--- Provided material ---
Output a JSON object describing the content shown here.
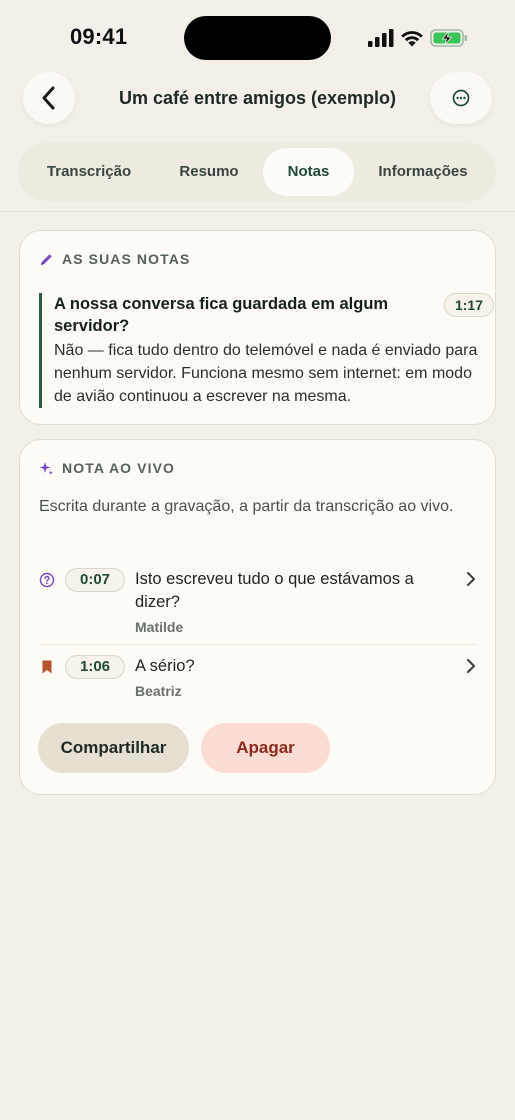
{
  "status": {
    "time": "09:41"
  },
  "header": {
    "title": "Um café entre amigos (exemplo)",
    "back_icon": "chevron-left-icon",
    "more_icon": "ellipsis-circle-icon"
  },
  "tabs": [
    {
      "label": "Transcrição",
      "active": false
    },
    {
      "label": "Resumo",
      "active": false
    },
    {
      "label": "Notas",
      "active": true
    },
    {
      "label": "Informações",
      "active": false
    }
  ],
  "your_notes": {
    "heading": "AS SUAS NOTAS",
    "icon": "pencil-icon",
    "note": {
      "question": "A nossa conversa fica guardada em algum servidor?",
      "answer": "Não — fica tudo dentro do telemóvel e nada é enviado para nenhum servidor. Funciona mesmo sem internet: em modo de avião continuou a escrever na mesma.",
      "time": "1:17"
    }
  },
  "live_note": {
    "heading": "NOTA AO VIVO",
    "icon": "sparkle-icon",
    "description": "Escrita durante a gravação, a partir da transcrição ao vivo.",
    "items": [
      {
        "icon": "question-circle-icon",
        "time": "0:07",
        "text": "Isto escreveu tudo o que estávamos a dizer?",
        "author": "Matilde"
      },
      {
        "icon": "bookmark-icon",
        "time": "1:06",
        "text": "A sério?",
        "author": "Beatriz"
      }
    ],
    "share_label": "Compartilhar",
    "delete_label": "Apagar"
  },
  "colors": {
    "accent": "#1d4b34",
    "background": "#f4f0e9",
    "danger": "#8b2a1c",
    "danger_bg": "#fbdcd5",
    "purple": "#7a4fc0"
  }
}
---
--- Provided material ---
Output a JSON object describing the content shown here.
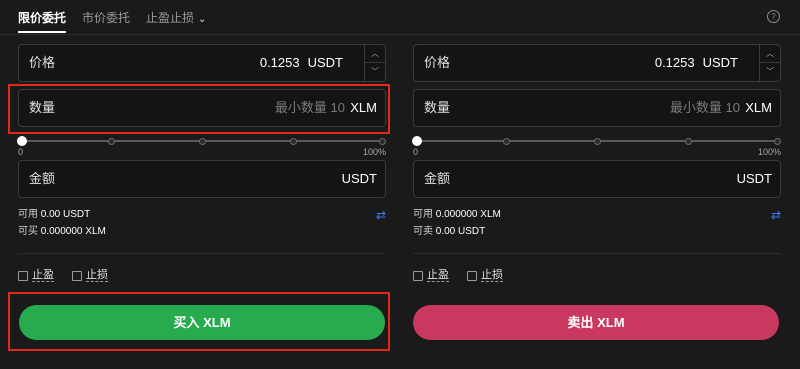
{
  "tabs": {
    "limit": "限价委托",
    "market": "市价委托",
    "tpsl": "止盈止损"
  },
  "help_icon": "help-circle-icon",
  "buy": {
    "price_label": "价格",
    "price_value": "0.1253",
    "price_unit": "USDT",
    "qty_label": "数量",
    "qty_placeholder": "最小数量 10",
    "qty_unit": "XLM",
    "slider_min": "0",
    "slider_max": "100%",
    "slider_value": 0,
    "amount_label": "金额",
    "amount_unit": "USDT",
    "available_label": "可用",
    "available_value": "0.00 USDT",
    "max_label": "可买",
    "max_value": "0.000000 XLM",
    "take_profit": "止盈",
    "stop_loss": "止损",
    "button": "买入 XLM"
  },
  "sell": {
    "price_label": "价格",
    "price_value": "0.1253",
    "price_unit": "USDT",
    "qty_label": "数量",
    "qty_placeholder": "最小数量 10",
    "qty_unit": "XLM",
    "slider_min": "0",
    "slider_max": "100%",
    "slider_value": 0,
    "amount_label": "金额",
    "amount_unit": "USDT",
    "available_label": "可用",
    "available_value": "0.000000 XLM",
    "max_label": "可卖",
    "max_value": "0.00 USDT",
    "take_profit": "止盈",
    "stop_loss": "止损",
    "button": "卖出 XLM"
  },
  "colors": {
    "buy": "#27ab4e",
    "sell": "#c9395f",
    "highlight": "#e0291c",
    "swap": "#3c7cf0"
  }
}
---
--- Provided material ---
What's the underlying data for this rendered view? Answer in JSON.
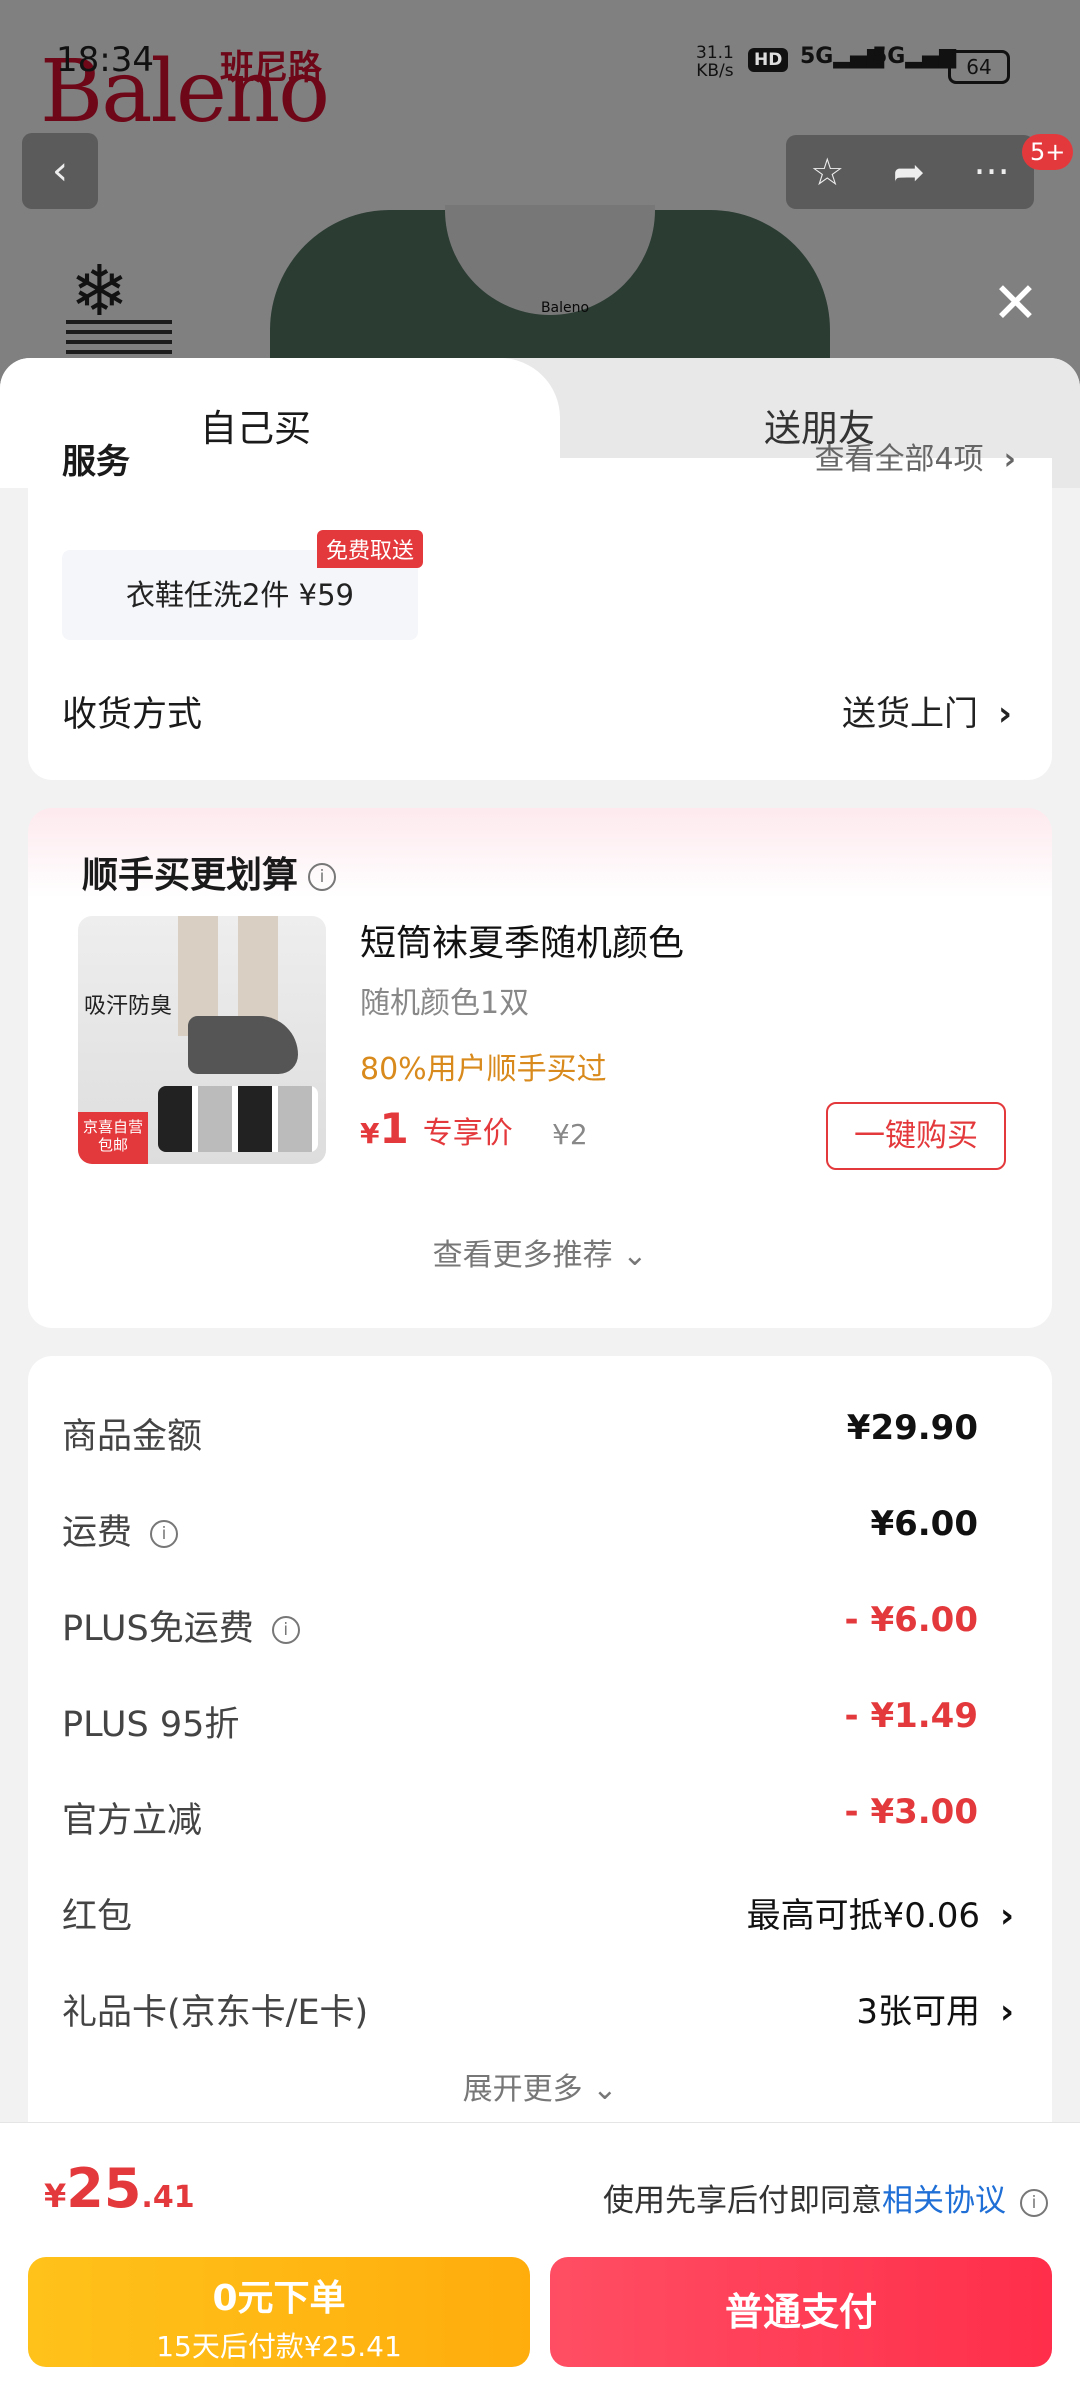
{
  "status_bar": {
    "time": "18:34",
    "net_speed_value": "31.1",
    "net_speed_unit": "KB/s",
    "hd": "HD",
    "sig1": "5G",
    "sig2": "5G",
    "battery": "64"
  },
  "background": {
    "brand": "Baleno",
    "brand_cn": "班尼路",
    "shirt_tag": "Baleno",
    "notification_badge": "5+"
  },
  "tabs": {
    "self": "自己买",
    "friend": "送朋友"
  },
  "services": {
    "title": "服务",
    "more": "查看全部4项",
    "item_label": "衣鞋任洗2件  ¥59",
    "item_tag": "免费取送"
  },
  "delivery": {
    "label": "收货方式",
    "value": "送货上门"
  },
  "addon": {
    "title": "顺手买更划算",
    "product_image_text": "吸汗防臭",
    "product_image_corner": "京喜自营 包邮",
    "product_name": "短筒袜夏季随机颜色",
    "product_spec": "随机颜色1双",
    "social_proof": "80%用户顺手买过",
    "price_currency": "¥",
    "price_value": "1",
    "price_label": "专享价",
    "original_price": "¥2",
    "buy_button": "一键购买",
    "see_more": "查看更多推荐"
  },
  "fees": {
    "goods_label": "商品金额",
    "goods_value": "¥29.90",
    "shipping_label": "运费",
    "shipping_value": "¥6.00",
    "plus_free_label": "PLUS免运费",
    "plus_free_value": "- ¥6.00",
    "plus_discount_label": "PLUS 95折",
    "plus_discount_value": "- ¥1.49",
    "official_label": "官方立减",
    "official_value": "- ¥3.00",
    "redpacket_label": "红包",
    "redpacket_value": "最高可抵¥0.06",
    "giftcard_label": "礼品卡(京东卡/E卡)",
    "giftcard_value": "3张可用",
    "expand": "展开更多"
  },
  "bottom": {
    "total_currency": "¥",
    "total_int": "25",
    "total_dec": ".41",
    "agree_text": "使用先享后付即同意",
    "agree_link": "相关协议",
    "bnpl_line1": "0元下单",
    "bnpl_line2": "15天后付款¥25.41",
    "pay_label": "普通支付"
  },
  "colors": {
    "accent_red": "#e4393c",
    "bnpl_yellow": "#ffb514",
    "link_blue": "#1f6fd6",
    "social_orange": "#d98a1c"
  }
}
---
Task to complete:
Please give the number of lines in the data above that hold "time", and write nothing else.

Exercise solution:
5